Element data from apps and pages
= Beginning of Section =
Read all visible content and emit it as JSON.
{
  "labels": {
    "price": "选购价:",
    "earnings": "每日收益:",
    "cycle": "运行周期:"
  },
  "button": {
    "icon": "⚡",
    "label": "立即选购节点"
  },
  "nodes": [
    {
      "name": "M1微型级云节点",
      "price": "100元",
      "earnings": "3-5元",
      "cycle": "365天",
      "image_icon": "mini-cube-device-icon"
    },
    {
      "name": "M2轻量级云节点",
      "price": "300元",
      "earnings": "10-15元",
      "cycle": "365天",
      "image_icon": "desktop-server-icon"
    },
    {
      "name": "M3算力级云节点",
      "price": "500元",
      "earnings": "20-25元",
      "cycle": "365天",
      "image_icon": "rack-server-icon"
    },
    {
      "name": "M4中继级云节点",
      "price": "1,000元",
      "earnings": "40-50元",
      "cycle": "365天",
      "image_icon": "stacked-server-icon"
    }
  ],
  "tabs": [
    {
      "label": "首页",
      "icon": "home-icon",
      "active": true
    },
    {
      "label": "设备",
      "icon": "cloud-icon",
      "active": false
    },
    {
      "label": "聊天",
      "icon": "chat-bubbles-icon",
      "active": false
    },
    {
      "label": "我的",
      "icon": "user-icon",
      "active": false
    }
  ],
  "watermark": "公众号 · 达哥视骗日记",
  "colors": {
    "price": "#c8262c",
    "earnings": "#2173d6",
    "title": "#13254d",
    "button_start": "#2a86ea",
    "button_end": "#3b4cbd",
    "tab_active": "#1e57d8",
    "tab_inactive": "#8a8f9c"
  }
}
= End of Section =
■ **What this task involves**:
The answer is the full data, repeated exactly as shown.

■ **Your response**:
Read all visible content and emit it as JSON.
{
  "labels": {
    "price": "选购价:",
    "earnings": "每日收益:",
    "cycle": "运行周期:"
  },
  "button": {
    "icon": "⚡",
    "label": "立即选购节点"
  },
  "nodes": [
    {
      "name": "M1微型级云节点",
      "price": "100元",
      "earnings": "3-5元",
      "cycle": "365天",
      "image_icon": "mini-cube-device-icon"
    },
    {
      "name": "M2轻量级云节点",
      "price": "300元",
      "earnings": "10-15元",
      "cycle": "365天",
      "image_icon": "desktop-server-icon"
    },
    {
      "name": "M3算力级云节点",
      "price": "500元",
      "earnings": "20-25元",
      "cycle": "365天",
      "image_icon": "rack-server-icon"
    },
    {
      "name": "M4中继级云节点",
      "price": "1,000元",
      "earnings": "40-50元",
      "cycle": "365天",
      "image_icon": "stacked-server-icon"
    }
  ],
  "tabs": [
    {
      "label": "首页",
      "icon": "home-icon",
      "active": true
    },
    {
      "label": "设备",
      "icon": "cloud-icon",
      "active": false
    },
    {
      "label": "聊天",
      "icon": "chat-bubbles-icon",
      "active": false
    },
    {
      "label": "我的",
      "icon": "user-icon",
      "active": false
    }
  ],
  "watermark": "公众号 · 达哥视骗日记",
  "colors": {
    "price": "#c8262c",
    "earnings": "#2173d6",
    "title": "#13254d",
    "button_start": "#2a86ea",
    "button_end": "#3b4cbd",
    "tab_active": "#1e57d8",
    "tab_inactive": "#8a8f9c"
  }
}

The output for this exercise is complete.